» **ENTRIES SHOWN**:
((
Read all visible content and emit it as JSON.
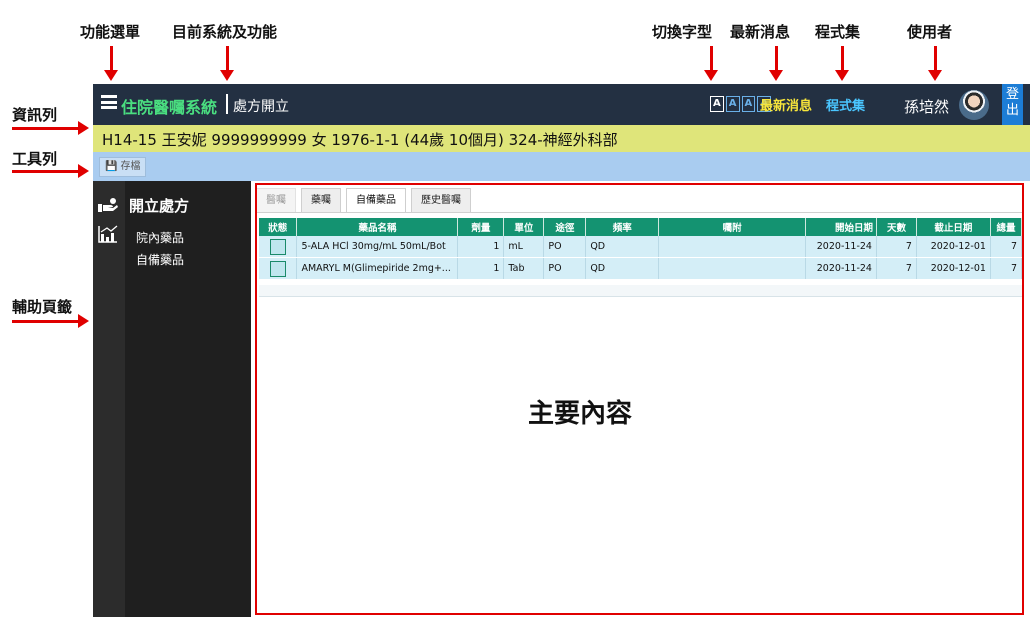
{
  "annotations": {
    "menu": "功能選單",
    "system_function": "目前系統及功能",
    "font_switch": "切換字型",
    "news": "最新消息",
    "programs": "程式集",
    "user": "使用者",
    "info_bar": "資訊列",
    "toolbar": "工具列",
    "aux_tabs": "輔助頁籤",
    "main_content": "主要內容"
  },
  "header": {
    "system_name": "住院醫囑系統",
    "function_name": "處方開立",
    "font_sizes": [
      "A",
      "A",
      "A",
      "A"
    ],
    "news_label": "最新消息",
    "programs_label": "程式集",
    "user_name": "孫培然",
    "logout_label": "登出"
  },
  "infobar": {
    "patient": "H14-15 王安妮 9999999999 女 1976-1-1 (44歲 10個月) 324-神經外科部"
  },
  "toolbar": {
    "save_label": "存檔"
  },
  "sidebar": {
    "title": "開立處方",
    "items": [
      {
        "label": "院內藥品"
      },
      {
        "label": "自備藥品"
      }
    ]
  },
  "tabs": [
    {
      "label": "醫囑",
      "state": "disabled"
    },
    {
      "label": "藥囑",
      "state": "normal"
    },
    {
      "label": "自備藥品",
      "state": "active"
    },
    {
      "label": "歷史醫囑",
      "state": "normal"
    }
  ],
  "table": {
    "headers": [
      "狀態",
      "藥品名稱",
      "劑量",
      "單位",
      "途徑",
      "頻率",
      "囑附",
      "開始日期",
      "天數",
      "截止日期",
      "總量"
    ],
    "rows": [
      {
        "name": "5-ALA HCl 30mg/mL 50mL/Bot",
        "dose": "1",
        "unit": "mL",
        "route": "PO",
        "freq": "QD",
        "note": "",
        "start": "2020-11-24",
        "days": "7",
        "end": "2020-12-01",
        "total": "7"
      },
      {
        "name": "AMARYL M(Glimepiride 2mg+...",
        "dose": "1",
        "unit": "Tab",
        "route": "PO",
        "freq": "QD",
        "note": "",
        "start": "2020-11-24",
        "days": "7",
        "end": "2020-12-01",
        "total": "7"
      }
    ]
  },
  "colors": {
    "header_bg": "#233042",
    "system_name": "#4ade80",
    "news": "#f7e53b",
    "programs": "#4ac6ff",
    "infobar_bg": "#dfe57a",
    "toolbar_bg": "#a9ccf0",
    "table_header": "#149371",
    "table_row": "#d4eef7",
    "annotation_red": "#e00000"
  },
  "icons": {
    "menu": "hamburger-icon",
    "save": "floppy-disk-icon",
    "sidebar_prescribe": "hand-pill-icon",
    "sidebar_chart": "bar-chart-icon",
    "avatar": "user-avatar"
  }
}
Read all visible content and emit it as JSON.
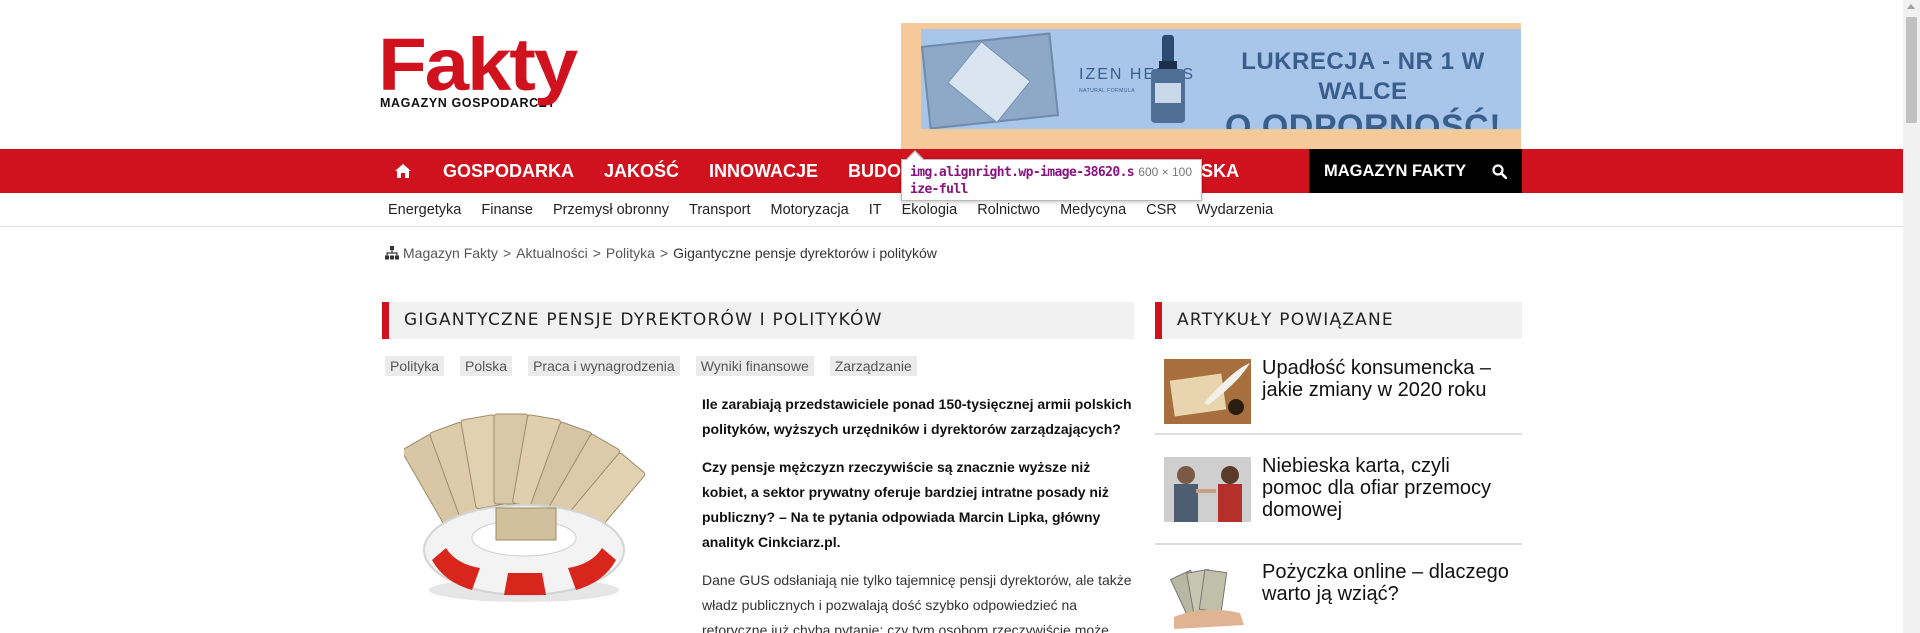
{
  "logo": {
    "main": "Fakty",
    "sub": "MAGAZYN GOSPODARCZY"
  },
  "banner": {
    "brand": "IZEN HERBS",
    "brand_sub": "NATURAL FORMULA",
    "line1": "LUKRECJA - NR 1 W WALCE",
    "line2": "O ODPORNOŚĆ!"
  },
  "nav": {
    "items": [
      "GOSPODARKA",
      "JAKOŚĆ",
      "INNOWACJE",
      "BUDOWNIC",
      "JSKA"
    ],
    "magazine": "MAGAZYN FAKTY"
  },
  "tooltip": {
    "selector": "img.alignright.wp-image-38620.size-full",
    "size": "600 × 100"
  },
  "subnav": [
    "Energetyka",
    "Finanse",
    "Przemysł obronny",
    "Transport",
    "Motoryzacja",
    "IT",
    "Ekologia",
    "Rolnictwo",
    "Medycyna",
    "CSR",
    "Wydarzenia"
  ],
  "breadcrumb": {
    "items": [
      "Magazyn Fakty",
      "Aktualności",
      "Polityka"
    ],
    "separator": ">",
    "current": "Gigantyczne pensje dyrektorów i polityków"
  },
  "article": {
    "title": "GIGANTYCZNE PENSJE DYREKTORÓW I POLITYKÓW",
    "tags": [
      "Polityka",
      "Polska",
      "Praca i wynagrodzenia",
      "Wyniki finansowe",
      "Zarządzanie"
    ],
    "lead1": "Ile zarabiają przedstawiciele ponad 150-tysięcznej armii polskich polityków, wyższych urzędników i dyrektorów zarządzających?",
    "lead2": "Czy pensje mężczyzn rzeczywiście są znacznie wyższe niż kobiet, a sektor prywatny oferuje bardziej intratne posady niż publiczny? – Na te pytania odpowiada Marcin Lipka, główny analityk Cinkciarz.pl.",
    "body": "Dane GUS odsłaniają nie tylko tajemnicę pensji dyrektorów, ale także władz publicznych i pozwalają dość szybko odpowiedzieć na retoryczne już chyba pytanie: czy tym osobom rzeczywiście może"
  },
  "sidebar": {
    "title": "ARTYKUŁY POWIĄZANE",
    "items": [
      {
        "title": "Upadłość konsumencka – jakie zmiany w 2020 roku"
      },
      {
        "title": "Niebieska karta, czyli pomoc dla ofiar przemocy domowej"
      },
      {
        "title": "Pożyczka online – dlaczego warto ją wziąć?"
      }
    ]
  },
  "colors": {
    "brand_red": "#d0121f",
    "nav_black": "#000000",
    "banner_bg": "#a7c6e9",
    "banner_frame": "#f6c99b"
  }
}
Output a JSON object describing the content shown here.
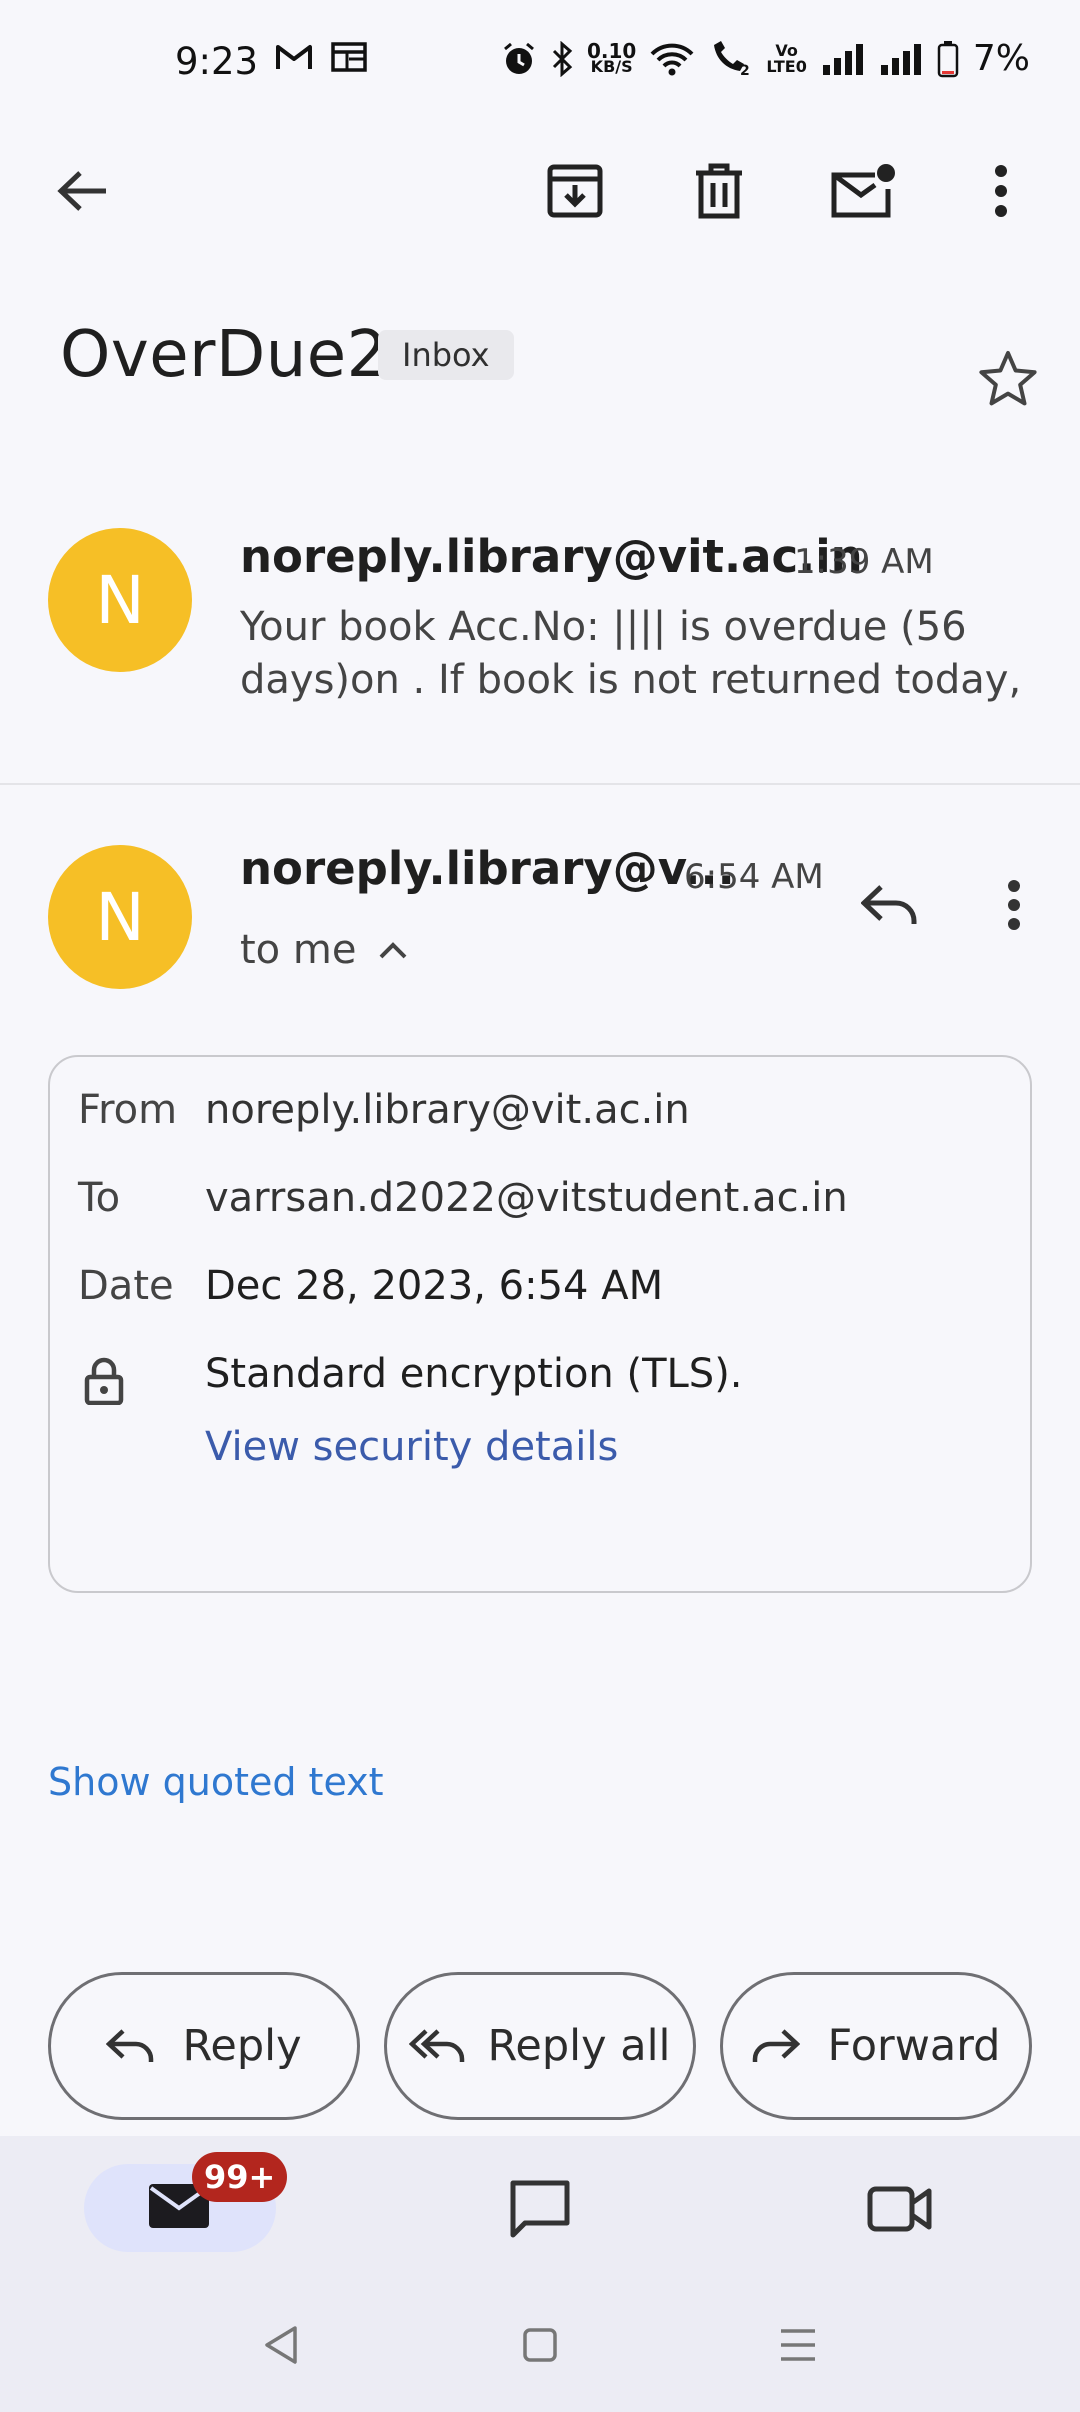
{
  "status_bar": {
    "time": "9:23",
    "net_speed_top": "0.10",
    "net_speed_bottom": "KB/S",
    "volte_top": "Vo",
    "volte_bottom": "LTE0",
    "battery": "7%"
  },
  "toolbar": {
    "back_icon": "arrow-left-icon",
    "archive_icon": "archive-icon",
    "delete_icon": "trash-icon",
    "unread_icon": "mark-unread-icon",
    "more_icon": "more-vert-icon"
  },
  "subject": {
    "title": "OverDue2",
    "label": "Inbox"
  },
  "messages": [
    {
      "avatar_letter": "N",
      "sender": "noreply.library@vit.ac.in",
      "time": "1:39 AM",
      "snippet_line1": "Your book Acc.No: |||| is overdue (56",
      "snippet_line2": "days)on . If book is not returned today,"
    },
    {
      "avatar_letter": "N",
      "sender": "noreply.library@v...",
      "time": "6:54 AM",
      "recipient_summary": "to me"
    }
  ],
  "details": {
    "from_label": "From",
    "from_value": "noreply.library@vit.ac.in",
    "to_label": "To",
    "to_value": "varrsan.d2022@vitstudent.ac.in",
    "date_label": "Date",
    "date_value": "Dec 28, 2023, 6:54 AM",
    "security_text": "Standard encryption (TLS).",
    "security_link": "View security details"
  },
  "show_quoted": "Show quoted text",
  "actions": {
    "reply": "Reply",
    "reply_all": "Reply all",
    "forward": "Forward"
  },
  "bottom_nav": {
    "mail_badge": "99+"
  },
  "colors": {
    "avatar": "#f6bf26",
    "link": "#3b5bab",
    "quoted": "#2f78d0",
    "badge": "#b3261e",
    "nav_bg": "#ececf4",
    "nav_selected": "#dfe3fb"
  }
}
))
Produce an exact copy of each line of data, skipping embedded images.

» **TASK SOLUTION**:
Read all visible content and emit it as JSON.
{
  "annotations": {
    "menu": "功能選單",
    "system_function": "目前系統及功能",
    "font_switch": "切換字型",
    "news": "最新消息",
    "programs": "程式集",
    "user": "使用者",
    "info_bar": "資訊列",
    "toolbar": "工具列",
    "aux_tabs": "輔助頁籤",
    "main_content": "主要內容"
  },
  "header": {
    "system_name": "住院醫囑系統",
    "function_name": "處方開立",
    "font_sizes": [
      "A",
      "A",
      "A",
      "A"
    ],
    "news_label": "最新消息",
    "programs_label": "程式集",
    "user_name": "孫培然",
    "logout_label": "登出"
  },
  "infobar": {
    "patient": "H14-15 王安妮 9999999999 女 1976-1-1 (44歲 10個月) 324-神經外科部"
  },
  "toolbar": {
    "save_label": "存檔"
  },
  "sidebar": {
    "title": "開立處方",
    "items": [
      {
        "label": "院內藥品"
      },
      {
        "label": "自備藥品"
      }
    ]
  },
  "tabs": [
    {
      "label": "醫囑",
      "state": "disabled"
    },
    {
      "label": "藥囑",
      "state": "normal"
    },
    {
      "label": "自備藥品",
      "state": "active"
    },
    {
      "label": "歷史醫囑",
      "state": "normal"
    }
  ],
  "table": {
    "headers": [
      "狀態",
      "藥品名稱",
      "劑量",
      "單位",
      "途徑",
      "頻率",
      "囑附",
      "開始日期",
      "天數",
      "截止日期",
      "總量"
    ],
    "rows": [
      {
        "name": "5-ALA HCl 30mg/mL 50mL/Bot",
        "dose": "1",
        "unit": "mL",
        "route": "PO",
        "freq": "QD",
        "note": "",
        "start": "2020-11-24",
        "days": "7",
        "end": "2020-12-01",
        "total": "7"
      },
      {
        "name": "AMARYL M(Glimepiride 2mg+...",
        "dose": "1",
        "unit": "Tab",
        "route": "PO",
        "freq": "QD",
        "note": "",
        "start": "2020-11-24",
        "days": "7",
        "end": "2020-12-01",
        "total": "7"
      }
    ]
  },
  "colors": {
    "header_bg": "#233042",
    "system_name": "#4ade80",
    "news": "#f7e53b",
    "programs": "#4ac6ff",
    "infobar_bg": "#dfe57a",
    "toolbar_bg": "#a9ccf0",
    "table_header": "#149371",
    "table_row": "#d4eef7",
    "annotation_red": "#e00000"
  },
  "icons": {
    "menu": "hamburger-icon",
    "save": "floppy-disk-icon",
    "sidebar_prescribe": "hand-pill-icon",
    "sidebar_chart": "bar-chart-icon",
    "avatar": "user-avatar"
  }
}
Read all visible content and emit it as JSON.
{
  "logo": {
    "main": "Fakty",
    "sub": "MAGAZYN GOSPODARCZY"
  },
  "banner": {
    "brand": "IZEN HERBS",
    "brand_sub": "NATURAL FORMULA",
    "line1": "LUKRECJA - NR 1 W WALCE",
    "line2": "O ODPORNOŚĆ!"
  },
  "nav": {
    "items": [
      "GOSPODARKA",
      "JAKOŚĆ",
      "INNOWACJE",
      "BUDOWNIC",
      "JSKA"
    ],
    "magazine": "MAGAZYN FAKTY"
  },
  "tooltip": {
    "selector": "img.alignright.wp-image-38620.size-full",
    "size": "600 × 100"
  },
  "subnav": [
    "Energetyka",
    "Finanse",
    "Przemysł obronny",
    "Transport",
    "Motoryzacja",
    "IT",
    "Ekologia",
    "Rolnictwo",
    "Medycyna",
    "CSR",
    "Wydarzenia"
  ],
  "breadcrumb": {
    "items": [
      "Magazyn Fakty",
      "Aktualności",
      "Polityka"
    ],
    "separator": ">",
    "current": "Gigantyczne pensje dyrektorów i polityków"
  },
  "article": {
    "title": "GIGANTYCZNE PENSJE DYREKTORÓW I POLITYKÓW",
    "tags": [
      "Polityka",
      "Polska",
      "Praca i wynagrodzenia",
      "Wyniki finansowe",
      "Zarządzanie"
    ],
    "lead1": "Ile zarabiają przedstawiciele ponad 150-tysięcznej armii polskich polityków, wyższych urzędników i dyrektorów zarządzających?",
    "lead2": "Czy pensje mężczyzn rzeczywiście są znacznie wyższe niż kobiet, a sektor prywatny oferuje bardziej intratne posady niż publiczny? – Na te pytania odpowiada Marcin Lipka, główny analityk Cinkciarz.pl.",
    "body": "Dane GUS odsłaniają nie tylko tajemnicę pensji dyrektorów, ale także władz publicznych i pozwalają dość szybko odpowiedzieć na retoryczne już chyba pytanie: czy tym osobom rzeczywiście może"
  },
  "sidebar": {
    "title": "ARTYKUŁY POWIĄZANE",
    "items": [
      {
        "title": "Upadłość konsumencka – jakie zmiany w 2020 roku"
      },
      {
        "title": "Niebieska karta, czyli pomoc dla ofiar przemocy domowej"
      },
      {
        "title": "Pożyczka online – dlaczego warto ją wziąć?"
      }
    ]
  },
  "colors": {
    "brand_red": "#d0121f",
    "nav_black": "#000000",
    "banner_bg": "#a7c6e9",
    "banner_frame": "#f6c99b"
  }
}
Output a JSON object describing the content shown here.
{
  "status_bar": {
    "time": "9:23",
    "net_speed_top": "0.10",
    "net_speed_bottom": "KB/S",
    "volte_top": "Vo",
    "volte_bottom": "LTE0",
    "battery": "7%"
  },
  "toolbar": {
    "back_icon": "arrow-left-icon",
    "archive_icon": "archive-icon",
    "delete_icon": "trash-icon",
    "unread_icon": "mark-unread-icon",
    "more_icon": "more-vert-icon"
  },
  "subject": {
    "title": "OverDue2",
    "label": "Inbox"
  },
  "messages": [
    {
      "avatar_letter": "N",
      "sender": "noreply.library@vit.ac.in",
      "time": "1:39 AM",
      "snippet_line1": "Your book Acc.No: |||| is overdue (56",
      "snippet_line2": "days)on . If book is not returned today,"
    },
    {
      "avatar_letter": "N",
      "sender": "noreply.library@v...",
      "time": "6:54 AM",
      "recipient_summary": "to me"
    }
  ],
  "details": {
    "from_label": "From",
    "from_value": "noreply.library@vit.ac.in",
    "to_label": "To",
    "to_value": "varrsan.d2022@vitstudent.ac.in",
    "date_label": "Date",
    "date_value": "Dec 28, 2023, 6:54 AM",
    "security_text": "Standard encryption (TLS).",
    "security_link": "View security details"
  },
  "show_quoted": "Show quoted text",
  "actions": {
    "reply": "Reply",
    "reply_all": "Reply all",
    "forward": "Forward"
  },
  "bottom_nav": {
    "mail_badge": "99+"
  },
  "colors": {
    "avatar": "#f6bf26",
    "link": "#3b5bab",
    "quoted": "#2f78d0",
    "badge": "#b3261e",
    "nav_bg": "#ececf4",
    "nav_selected": "#dfe3fb"
  }
}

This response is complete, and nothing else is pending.